## Thinking Mathematically (6th Edition)

We know that $1~L = 1000~mL = 1000~cm^3$ If a box had a base of 20 cm by 20 cm and a height of 10 cm, then the volume would be $4000~cm^3$. This would give the box a capacity of 4 L. Since a height of 10 cm is too short for a pail, an estimate of 3 L for a pail seems too small. If a box had a base of 20 cm by 20 cm and a height of 30 cm, then the volume would be $12,000~cm^3$. This would give the box a capacity of 12 L. Since these dimensions seem similar to a pail, an estimate of 12 L for the capacity of a pail seems reasonable. If a pail had a capacity of 80 L, this would be enough water to fill 80 one-liter bottles. Clearly, this is too much for a normal pail of water. If a pail had a capacity of 2 kL, this would be enough water to fill 2000 one-liter bottles. Clearly, this is too much for a normal pail of water.
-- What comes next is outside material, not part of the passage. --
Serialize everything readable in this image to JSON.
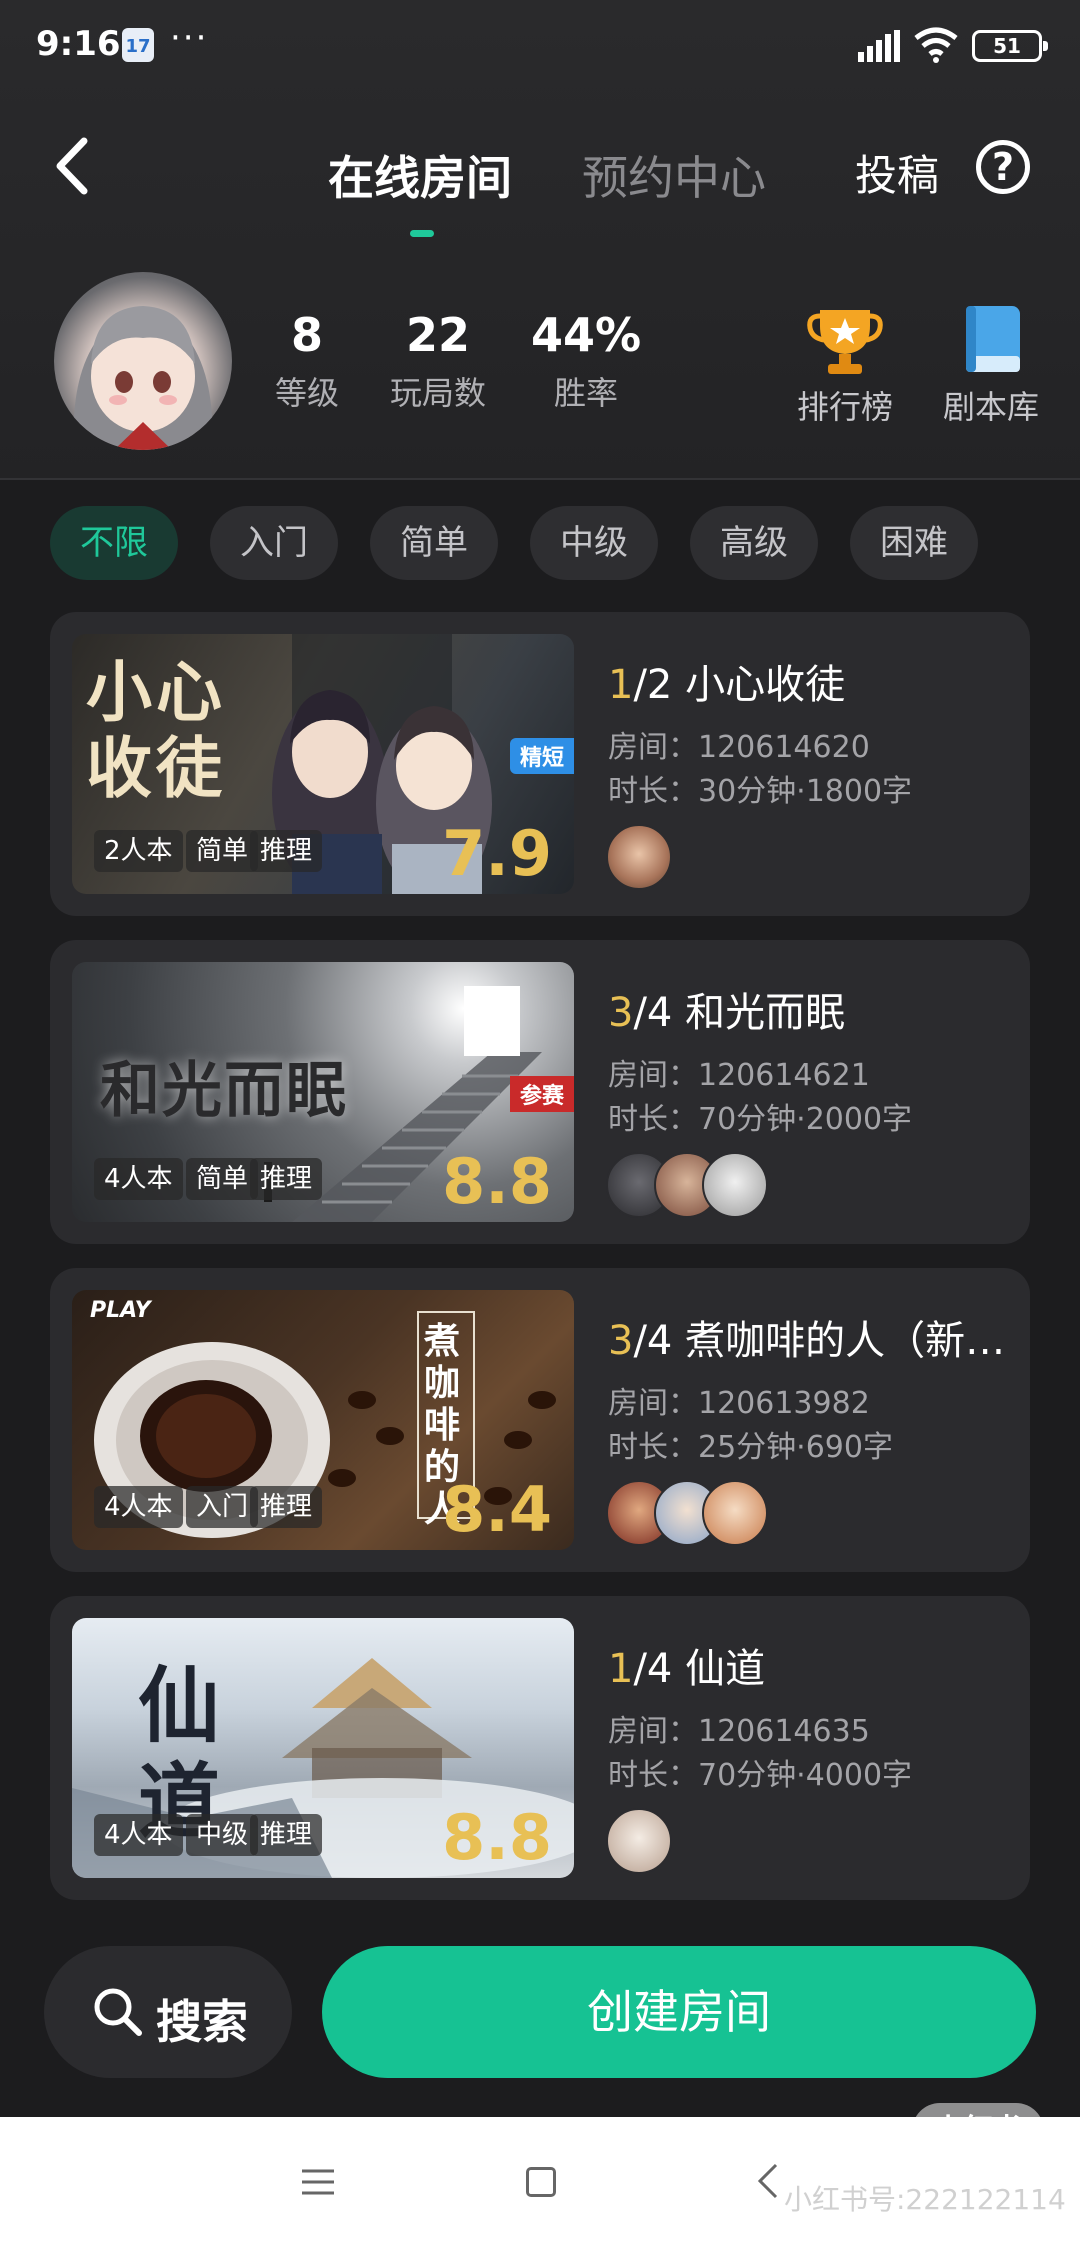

The capacity of a pail used to wash floors is approximately 12 L.